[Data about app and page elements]
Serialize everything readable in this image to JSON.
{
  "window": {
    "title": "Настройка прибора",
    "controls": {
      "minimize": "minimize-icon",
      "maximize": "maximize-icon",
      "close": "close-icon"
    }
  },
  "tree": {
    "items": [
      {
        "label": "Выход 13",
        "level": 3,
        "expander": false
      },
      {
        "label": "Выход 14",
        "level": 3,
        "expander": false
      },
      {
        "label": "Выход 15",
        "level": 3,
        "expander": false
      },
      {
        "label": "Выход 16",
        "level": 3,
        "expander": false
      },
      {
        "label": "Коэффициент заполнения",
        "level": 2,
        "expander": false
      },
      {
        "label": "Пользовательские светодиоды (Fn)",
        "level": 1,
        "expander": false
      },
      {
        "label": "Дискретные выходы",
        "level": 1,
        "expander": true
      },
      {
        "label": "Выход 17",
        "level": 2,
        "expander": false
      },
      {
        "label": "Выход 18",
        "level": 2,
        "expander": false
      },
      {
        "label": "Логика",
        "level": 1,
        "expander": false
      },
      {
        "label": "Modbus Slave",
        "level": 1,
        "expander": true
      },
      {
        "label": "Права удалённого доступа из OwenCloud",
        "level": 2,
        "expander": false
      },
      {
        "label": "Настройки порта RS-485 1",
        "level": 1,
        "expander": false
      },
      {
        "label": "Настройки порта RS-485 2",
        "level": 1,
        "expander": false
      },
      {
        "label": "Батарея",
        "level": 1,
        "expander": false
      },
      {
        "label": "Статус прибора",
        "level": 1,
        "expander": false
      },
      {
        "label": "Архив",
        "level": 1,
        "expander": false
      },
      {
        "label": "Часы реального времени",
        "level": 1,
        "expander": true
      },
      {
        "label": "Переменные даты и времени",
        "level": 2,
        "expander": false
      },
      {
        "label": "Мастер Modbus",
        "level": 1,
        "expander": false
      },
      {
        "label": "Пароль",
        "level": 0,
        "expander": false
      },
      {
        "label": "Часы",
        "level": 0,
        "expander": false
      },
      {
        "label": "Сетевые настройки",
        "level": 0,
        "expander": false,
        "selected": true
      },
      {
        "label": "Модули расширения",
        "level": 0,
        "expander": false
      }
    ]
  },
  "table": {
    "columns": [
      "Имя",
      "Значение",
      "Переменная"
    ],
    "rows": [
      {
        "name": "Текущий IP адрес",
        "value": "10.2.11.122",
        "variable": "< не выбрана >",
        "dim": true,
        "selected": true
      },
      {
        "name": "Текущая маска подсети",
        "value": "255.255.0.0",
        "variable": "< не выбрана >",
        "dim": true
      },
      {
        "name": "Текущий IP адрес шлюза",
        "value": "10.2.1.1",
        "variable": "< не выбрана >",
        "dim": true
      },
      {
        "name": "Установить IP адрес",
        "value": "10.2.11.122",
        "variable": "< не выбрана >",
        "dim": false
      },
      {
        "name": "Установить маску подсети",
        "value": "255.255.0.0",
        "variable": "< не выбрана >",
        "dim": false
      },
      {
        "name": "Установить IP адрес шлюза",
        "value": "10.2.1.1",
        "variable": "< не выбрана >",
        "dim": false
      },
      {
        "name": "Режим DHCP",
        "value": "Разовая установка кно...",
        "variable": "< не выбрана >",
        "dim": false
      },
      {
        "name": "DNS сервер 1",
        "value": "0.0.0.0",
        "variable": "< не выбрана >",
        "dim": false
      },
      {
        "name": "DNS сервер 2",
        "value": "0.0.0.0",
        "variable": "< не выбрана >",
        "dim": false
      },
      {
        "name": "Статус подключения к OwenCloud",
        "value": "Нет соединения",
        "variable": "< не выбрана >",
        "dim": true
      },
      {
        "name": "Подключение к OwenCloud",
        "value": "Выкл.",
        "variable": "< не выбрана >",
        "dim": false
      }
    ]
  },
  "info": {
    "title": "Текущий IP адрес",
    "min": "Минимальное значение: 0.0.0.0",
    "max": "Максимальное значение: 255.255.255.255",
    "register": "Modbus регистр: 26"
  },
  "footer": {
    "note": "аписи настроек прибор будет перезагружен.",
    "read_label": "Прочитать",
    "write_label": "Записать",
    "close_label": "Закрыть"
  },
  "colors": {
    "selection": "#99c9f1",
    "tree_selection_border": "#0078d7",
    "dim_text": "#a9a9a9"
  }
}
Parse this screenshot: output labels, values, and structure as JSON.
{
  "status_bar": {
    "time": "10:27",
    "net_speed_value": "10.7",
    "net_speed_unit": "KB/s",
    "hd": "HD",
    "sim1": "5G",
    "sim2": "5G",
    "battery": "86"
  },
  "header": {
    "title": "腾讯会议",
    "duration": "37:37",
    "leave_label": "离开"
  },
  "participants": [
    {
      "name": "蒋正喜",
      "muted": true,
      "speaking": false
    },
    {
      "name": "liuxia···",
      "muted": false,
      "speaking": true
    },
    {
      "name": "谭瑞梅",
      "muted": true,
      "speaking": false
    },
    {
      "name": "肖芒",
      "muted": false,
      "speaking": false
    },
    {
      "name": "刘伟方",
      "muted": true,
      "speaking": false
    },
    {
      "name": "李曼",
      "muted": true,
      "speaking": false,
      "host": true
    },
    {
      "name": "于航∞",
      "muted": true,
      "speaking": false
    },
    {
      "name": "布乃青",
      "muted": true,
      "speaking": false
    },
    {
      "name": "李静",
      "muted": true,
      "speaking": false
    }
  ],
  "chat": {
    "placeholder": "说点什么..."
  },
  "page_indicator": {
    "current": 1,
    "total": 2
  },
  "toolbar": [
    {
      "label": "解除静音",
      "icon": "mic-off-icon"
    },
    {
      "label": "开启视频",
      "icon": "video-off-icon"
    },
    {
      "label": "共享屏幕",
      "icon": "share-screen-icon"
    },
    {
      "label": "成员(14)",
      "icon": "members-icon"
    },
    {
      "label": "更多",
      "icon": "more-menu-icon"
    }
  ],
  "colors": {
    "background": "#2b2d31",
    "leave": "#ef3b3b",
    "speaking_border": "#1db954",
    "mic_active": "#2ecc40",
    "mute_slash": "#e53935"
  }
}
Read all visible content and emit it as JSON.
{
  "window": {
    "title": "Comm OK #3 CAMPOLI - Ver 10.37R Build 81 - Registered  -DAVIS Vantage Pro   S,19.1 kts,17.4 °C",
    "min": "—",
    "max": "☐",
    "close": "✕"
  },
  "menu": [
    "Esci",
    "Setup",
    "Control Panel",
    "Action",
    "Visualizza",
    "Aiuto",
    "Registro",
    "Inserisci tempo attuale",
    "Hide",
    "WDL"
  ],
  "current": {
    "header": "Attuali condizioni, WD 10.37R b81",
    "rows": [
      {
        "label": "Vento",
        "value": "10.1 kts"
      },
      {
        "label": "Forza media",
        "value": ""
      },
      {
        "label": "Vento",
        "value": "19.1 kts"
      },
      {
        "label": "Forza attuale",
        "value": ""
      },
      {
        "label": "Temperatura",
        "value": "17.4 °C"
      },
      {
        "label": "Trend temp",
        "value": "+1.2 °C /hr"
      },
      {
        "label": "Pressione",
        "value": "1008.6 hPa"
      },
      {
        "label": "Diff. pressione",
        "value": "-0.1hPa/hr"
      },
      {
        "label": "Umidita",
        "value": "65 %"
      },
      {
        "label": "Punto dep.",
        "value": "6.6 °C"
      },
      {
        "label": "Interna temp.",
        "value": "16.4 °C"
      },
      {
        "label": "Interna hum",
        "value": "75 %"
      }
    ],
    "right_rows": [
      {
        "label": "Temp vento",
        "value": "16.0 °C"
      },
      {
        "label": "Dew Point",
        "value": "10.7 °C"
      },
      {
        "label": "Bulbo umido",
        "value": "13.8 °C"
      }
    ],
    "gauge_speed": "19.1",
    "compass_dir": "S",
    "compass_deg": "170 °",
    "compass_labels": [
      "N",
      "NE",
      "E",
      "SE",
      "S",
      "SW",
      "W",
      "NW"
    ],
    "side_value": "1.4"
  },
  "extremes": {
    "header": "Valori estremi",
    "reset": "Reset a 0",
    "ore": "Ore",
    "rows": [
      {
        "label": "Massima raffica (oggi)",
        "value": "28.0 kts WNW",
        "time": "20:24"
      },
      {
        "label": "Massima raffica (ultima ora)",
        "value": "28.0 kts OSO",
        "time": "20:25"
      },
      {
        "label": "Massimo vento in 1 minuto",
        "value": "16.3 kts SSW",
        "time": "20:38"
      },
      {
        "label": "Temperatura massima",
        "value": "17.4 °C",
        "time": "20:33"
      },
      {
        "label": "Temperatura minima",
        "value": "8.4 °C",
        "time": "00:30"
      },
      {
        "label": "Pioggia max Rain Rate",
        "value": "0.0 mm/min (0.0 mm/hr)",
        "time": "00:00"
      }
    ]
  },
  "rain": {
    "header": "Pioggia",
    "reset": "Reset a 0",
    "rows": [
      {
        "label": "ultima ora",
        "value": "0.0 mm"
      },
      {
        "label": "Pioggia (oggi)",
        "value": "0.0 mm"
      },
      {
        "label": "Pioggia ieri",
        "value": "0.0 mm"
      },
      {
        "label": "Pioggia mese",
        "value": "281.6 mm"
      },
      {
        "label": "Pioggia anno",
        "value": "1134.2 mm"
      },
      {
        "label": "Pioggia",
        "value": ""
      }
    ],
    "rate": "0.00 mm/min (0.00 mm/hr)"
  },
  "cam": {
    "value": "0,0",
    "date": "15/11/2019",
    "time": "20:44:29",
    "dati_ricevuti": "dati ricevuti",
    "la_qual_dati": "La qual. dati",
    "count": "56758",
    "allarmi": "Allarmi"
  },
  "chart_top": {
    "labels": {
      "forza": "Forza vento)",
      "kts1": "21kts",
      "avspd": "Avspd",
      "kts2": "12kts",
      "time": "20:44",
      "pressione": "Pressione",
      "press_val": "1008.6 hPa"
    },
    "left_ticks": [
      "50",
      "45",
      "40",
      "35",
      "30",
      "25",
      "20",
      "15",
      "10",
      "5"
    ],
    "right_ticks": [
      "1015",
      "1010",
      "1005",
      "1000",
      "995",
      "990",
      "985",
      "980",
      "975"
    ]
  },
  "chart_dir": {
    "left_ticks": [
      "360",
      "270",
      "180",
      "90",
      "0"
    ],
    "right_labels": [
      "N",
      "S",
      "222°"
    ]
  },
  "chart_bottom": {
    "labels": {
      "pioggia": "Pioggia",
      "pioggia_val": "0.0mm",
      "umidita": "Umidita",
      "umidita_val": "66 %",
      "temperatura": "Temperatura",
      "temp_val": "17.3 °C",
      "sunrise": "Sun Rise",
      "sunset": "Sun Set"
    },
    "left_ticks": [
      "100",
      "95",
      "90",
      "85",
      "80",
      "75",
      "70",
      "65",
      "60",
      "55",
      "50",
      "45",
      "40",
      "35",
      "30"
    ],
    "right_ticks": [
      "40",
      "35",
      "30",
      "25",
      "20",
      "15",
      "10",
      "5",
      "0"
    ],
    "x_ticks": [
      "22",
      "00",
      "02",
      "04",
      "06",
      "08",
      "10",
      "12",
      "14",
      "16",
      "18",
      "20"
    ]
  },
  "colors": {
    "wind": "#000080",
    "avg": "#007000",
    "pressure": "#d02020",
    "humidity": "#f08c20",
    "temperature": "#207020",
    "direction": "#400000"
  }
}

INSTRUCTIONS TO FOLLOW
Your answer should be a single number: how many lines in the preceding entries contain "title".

WRITTEN ANSWER
4